If you recall, the first time I went to Greece to volunteer in Lesbos it was September. When I returned in December I was thoroughly burn out. I didn't leave my pijamas for 2 weeks, barely left bed, didn't see any friends or family. I eventually had to, when Christmas came, but the inner struggle was ripping me apart. As I said, it's hard to explain, but I think anyone that has gone through burn out understands the lethargy, the feeling of not being able to get up and get on with life. 

When I was preparing to return home for the 2nd time after being in Greece for two months, I told myself I wouldn't let this happen again. I was burn out, yes, but I would fix it. I signed up for work shifts even before I left Lesbos. I made a point of asking to do breakfast shifts at the restaurant where I work, so I could get up early and (maybe) have a productive day. I was determined to not go back to the mental state I was in December. I signed up for counselling a few days after returning. This has proven one of the best decisions I've ever made. I was assigned to someone that has questioned me on why I don't dedicate time to my wellbeing and taught me how to do it. I've spent the last 40 days preparing for the next time I return to Greece, which is tomorrow. 

I've read books, I've done online courses, me and Jack have spent many dozens of hours talking about how will we take better care of ourselves this time. You will probably be surprised to learn that our "preparation" goes from "how can we eat more healthy?" to "did I pack enough clothes to go out for a drink?". I would have probably twisted my nose if I heard this is how people prepare to go and work at a refugee camp. But... the thing is... If I don't take care of myself, how will I take care of others? In the last few months I've heard things I never thought I would hear. Specially those coming from children. Bombs, kidnapping, raping, ... these words weren't part of my day to day vocabulary until very recently. I'm still processing this mess. 
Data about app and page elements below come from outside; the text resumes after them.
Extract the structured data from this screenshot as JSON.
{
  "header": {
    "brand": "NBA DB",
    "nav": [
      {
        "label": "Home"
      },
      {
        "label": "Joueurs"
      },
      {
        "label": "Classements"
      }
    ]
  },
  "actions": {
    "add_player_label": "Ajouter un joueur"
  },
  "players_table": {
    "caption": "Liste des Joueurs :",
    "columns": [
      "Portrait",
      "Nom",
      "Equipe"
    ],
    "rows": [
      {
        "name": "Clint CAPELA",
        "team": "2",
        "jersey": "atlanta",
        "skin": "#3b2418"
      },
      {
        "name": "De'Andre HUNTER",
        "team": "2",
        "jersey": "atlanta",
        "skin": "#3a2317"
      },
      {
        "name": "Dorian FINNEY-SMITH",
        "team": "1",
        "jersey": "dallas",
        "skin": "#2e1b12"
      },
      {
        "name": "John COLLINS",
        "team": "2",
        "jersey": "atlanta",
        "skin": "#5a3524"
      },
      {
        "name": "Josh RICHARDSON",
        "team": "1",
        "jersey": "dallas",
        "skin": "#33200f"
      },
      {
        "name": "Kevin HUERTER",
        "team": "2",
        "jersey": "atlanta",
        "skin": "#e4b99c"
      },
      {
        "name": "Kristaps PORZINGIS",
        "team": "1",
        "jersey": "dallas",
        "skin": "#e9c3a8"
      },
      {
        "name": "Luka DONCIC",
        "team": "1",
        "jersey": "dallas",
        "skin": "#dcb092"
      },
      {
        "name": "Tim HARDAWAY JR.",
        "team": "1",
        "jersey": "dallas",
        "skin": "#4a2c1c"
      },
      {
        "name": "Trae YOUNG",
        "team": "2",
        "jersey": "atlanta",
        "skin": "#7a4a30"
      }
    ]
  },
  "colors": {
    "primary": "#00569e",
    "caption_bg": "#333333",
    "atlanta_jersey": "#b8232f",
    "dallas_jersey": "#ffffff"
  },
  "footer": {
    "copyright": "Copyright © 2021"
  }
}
I've found some amazing resources lately, but I believe the most helpful of them all has been Jessica Alexander's book Chasing Chaos
Jessica starts by talking about her time in Rwanda but I swear that if you changed the name to Lesbos I would say she was telling my story. The struggles about fitting in or making friends with colleagues, the cynicism after a few weeks of working in the field, she even says she didn't leave her house for days on when the returned! It made me feel so much better about what I was going through, knowing that this is the same process to everyone. To know it's not just me questioning my motives for doing what I do, for getting upset with all the "you're so wonderful" messages because really, I feel like I do an unimportant job. 
I rarely tell people what to do, but if you are considering a career in humanitarian work or thinking about volunteering (in Lesbos or somewhere else), please read this book. Humanitarian work is messy, it fails, it's hard to tell when it succeeds. But you need to know that before you start. I can't believe I knew so little when I first went to Lesbos. 

I'll leave you with one of my favourite quotes from the book (although I have underlined half of it)


As you can see, I am ignoring thinking about what really is happening at Moria Refuge Camp. there's nothing I can do to help as I am home, so I am leaving the time to worry for when I'm there. 

Here I go. Speak soon, 

Sara